- Collection entries:
__________________________________________________
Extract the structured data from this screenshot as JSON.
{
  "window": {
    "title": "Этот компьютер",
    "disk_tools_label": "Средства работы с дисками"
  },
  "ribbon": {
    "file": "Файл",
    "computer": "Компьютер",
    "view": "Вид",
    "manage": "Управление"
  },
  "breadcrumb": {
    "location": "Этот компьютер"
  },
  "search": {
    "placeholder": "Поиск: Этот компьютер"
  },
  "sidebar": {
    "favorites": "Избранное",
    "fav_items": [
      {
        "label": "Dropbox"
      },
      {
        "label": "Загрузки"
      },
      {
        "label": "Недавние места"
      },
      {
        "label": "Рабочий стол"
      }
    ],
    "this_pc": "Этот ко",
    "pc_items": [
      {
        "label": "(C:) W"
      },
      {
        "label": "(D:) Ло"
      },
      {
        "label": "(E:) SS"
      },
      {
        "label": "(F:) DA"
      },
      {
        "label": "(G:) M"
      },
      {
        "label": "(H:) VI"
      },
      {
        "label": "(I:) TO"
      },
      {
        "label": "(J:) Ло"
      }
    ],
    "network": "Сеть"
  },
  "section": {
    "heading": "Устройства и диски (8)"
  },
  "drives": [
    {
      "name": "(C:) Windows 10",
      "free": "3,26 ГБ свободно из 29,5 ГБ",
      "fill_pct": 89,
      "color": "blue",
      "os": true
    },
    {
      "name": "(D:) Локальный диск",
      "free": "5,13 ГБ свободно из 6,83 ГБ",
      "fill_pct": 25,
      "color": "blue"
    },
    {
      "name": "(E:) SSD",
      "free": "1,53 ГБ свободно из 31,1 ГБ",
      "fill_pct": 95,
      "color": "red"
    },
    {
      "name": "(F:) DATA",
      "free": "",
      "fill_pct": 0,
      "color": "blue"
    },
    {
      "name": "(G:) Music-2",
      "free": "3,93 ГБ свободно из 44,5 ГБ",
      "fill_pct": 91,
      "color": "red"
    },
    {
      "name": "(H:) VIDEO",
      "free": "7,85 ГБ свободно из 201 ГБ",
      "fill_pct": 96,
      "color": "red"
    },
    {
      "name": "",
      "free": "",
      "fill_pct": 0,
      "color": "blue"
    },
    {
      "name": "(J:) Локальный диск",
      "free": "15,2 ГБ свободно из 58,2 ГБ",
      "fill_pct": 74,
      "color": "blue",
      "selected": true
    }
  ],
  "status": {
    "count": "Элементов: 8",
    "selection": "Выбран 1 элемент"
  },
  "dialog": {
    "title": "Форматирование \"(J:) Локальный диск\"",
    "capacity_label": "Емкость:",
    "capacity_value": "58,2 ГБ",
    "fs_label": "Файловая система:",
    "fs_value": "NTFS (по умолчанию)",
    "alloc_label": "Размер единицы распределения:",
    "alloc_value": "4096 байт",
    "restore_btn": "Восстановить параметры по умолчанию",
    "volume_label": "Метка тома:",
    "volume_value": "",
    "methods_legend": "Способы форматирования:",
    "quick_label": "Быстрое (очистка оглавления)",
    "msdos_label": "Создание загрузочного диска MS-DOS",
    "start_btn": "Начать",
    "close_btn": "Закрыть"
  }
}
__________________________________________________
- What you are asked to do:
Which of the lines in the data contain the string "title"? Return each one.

- Task result:
    "title": "Этот компьютер",
    "title": "Форматирование \"(J:) Локальный диск\"",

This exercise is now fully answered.